Task to carry out | What is needed is each line of the data below that holds the string "When".

________________________

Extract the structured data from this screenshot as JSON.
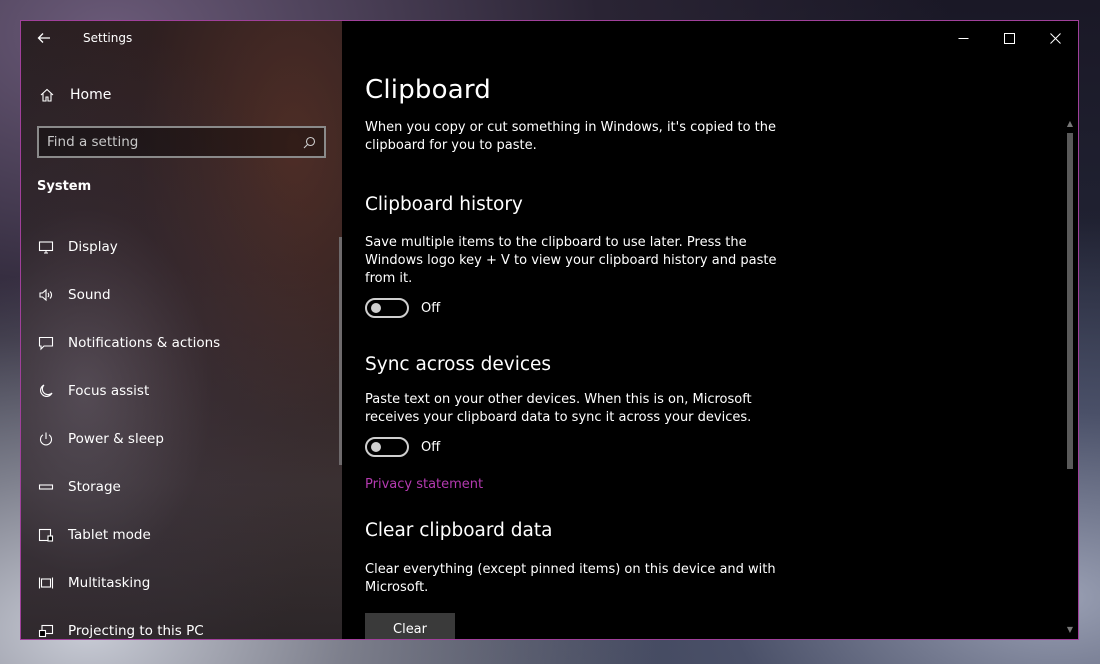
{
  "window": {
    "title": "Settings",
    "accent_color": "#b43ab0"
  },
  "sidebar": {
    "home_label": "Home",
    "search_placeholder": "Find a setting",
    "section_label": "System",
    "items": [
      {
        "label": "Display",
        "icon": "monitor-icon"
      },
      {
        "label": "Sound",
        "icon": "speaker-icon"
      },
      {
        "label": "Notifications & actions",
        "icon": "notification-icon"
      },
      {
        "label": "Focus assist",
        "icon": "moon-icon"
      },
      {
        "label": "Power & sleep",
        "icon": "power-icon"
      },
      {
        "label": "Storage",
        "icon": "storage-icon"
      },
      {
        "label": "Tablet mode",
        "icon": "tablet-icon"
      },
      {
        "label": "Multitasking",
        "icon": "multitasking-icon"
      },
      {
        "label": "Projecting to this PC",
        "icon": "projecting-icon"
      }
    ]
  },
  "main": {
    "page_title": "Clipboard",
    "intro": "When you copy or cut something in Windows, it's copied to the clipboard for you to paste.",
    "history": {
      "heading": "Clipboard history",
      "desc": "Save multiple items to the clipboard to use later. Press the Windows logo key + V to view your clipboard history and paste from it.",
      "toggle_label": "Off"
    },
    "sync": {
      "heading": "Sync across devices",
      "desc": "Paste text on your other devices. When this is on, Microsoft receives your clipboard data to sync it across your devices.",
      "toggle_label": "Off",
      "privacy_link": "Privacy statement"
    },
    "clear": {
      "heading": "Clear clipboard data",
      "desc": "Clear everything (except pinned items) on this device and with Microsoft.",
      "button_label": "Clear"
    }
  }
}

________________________

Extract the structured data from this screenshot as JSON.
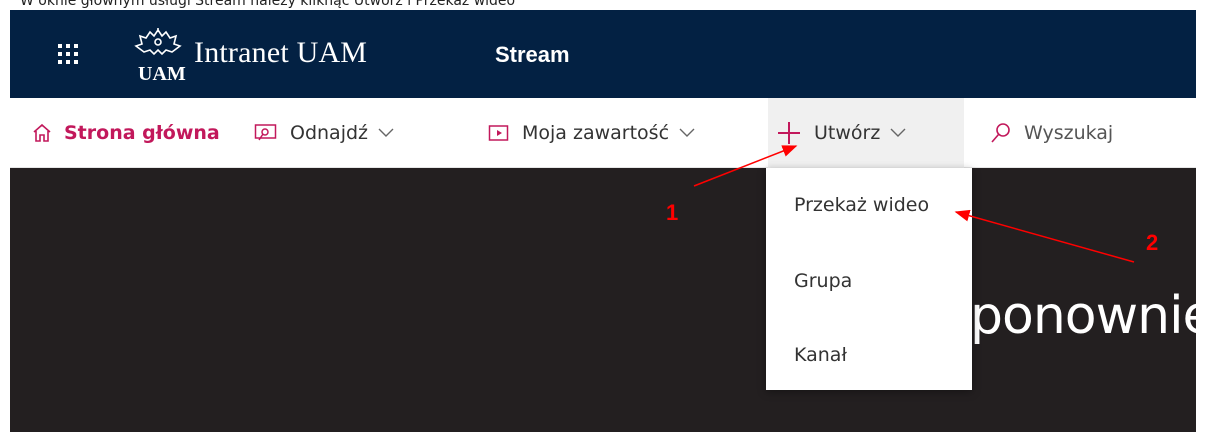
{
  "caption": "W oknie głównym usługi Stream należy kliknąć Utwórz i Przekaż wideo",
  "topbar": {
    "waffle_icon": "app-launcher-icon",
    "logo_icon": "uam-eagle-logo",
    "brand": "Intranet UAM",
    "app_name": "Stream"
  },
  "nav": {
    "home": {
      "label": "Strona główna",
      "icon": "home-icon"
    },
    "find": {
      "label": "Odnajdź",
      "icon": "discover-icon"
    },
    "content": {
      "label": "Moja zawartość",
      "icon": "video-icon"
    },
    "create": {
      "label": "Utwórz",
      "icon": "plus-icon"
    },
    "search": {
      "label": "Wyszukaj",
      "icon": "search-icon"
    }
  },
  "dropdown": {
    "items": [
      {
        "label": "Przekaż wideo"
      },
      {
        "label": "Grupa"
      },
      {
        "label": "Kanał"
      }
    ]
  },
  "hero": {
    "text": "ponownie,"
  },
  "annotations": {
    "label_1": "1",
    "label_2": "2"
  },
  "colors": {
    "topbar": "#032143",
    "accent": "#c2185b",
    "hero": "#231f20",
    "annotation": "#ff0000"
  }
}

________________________

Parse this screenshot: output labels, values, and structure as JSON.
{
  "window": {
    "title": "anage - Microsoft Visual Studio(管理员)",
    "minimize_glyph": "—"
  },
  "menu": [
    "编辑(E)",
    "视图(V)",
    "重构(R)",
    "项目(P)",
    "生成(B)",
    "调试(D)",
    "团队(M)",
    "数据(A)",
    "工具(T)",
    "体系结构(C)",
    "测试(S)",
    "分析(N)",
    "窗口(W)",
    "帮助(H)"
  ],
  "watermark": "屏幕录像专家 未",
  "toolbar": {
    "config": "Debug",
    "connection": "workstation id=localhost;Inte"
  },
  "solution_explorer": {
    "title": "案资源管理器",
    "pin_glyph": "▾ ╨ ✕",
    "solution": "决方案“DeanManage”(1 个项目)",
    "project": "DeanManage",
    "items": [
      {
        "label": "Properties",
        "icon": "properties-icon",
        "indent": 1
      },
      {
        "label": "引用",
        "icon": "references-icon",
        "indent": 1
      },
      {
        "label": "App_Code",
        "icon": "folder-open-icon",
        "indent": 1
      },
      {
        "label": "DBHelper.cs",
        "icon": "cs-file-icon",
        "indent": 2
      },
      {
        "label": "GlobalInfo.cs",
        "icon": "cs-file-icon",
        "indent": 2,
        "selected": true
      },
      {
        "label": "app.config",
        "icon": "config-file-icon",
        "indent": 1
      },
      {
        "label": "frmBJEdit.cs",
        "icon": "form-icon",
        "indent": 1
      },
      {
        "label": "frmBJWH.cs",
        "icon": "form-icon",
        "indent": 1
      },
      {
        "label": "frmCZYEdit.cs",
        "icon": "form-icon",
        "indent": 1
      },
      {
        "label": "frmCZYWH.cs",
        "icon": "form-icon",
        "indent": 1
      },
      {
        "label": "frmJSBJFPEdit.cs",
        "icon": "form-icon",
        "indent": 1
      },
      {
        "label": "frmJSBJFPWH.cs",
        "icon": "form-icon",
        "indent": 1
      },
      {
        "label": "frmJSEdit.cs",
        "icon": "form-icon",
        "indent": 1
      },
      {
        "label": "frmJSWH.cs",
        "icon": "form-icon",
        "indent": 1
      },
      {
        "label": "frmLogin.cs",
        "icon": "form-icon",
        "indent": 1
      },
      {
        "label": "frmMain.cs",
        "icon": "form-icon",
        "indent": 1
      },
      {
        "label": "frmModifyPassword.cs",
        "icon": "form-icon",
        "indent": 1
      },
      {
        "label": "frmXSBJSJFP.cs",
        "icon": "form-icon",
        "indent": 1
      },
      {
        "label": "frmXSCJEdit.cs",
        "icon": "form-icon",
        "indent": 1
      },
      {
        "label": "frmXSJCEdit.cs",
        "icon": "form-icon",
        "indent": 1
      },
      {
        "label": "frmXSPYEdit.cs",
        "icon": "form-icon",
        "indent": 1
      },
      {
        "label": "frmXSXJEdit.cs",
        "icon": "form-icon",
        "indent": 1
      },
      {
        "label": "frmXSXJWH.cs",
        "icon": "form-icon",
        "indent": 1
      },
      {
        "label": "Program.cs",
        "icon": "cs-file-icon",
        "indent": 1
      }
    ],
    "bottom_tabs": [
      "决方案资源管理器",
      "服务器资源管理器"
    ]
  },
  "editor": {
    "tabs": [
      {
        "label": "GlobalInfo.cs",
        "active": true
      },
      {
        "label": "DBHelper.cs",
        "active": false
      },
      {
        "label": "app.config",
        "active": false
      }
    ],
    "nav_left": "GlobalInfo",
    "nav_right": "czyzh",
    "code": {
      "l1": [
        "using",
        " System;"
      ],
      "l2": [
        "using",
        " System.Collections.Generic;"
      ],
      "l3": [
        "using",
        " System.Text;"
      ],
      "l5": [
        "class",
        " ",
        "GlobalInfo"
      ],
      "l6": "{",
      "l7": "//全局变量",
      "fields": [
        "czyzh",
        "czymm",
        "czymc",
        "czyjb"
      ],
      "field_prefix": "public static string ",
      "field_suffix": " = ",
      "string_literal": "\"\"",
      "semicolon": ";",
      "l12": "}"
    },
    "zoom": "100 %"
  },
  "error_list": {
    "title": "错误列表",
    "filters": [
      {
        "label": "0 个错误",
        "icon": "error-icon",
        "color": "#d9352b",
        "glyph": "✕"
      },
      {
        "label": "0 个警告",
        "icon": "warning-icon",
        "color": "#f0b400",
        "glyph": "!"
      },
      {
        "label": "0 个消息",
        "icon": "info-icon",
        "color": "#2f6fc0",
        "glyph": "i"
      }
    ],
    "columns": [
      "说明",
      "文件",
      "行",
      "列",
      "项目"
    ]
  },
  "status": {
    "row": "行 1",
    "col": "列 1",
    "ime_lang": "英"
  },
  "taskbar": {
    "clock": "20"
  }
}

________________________

Expected answer |
    "intro": "When you copy or cut something in Windows, it's copied to the clipboard for you to paste.",
      "desc": "Paste text on your other devices. When this is on, Microsoft receives your clipboard data to sync it across your devices.",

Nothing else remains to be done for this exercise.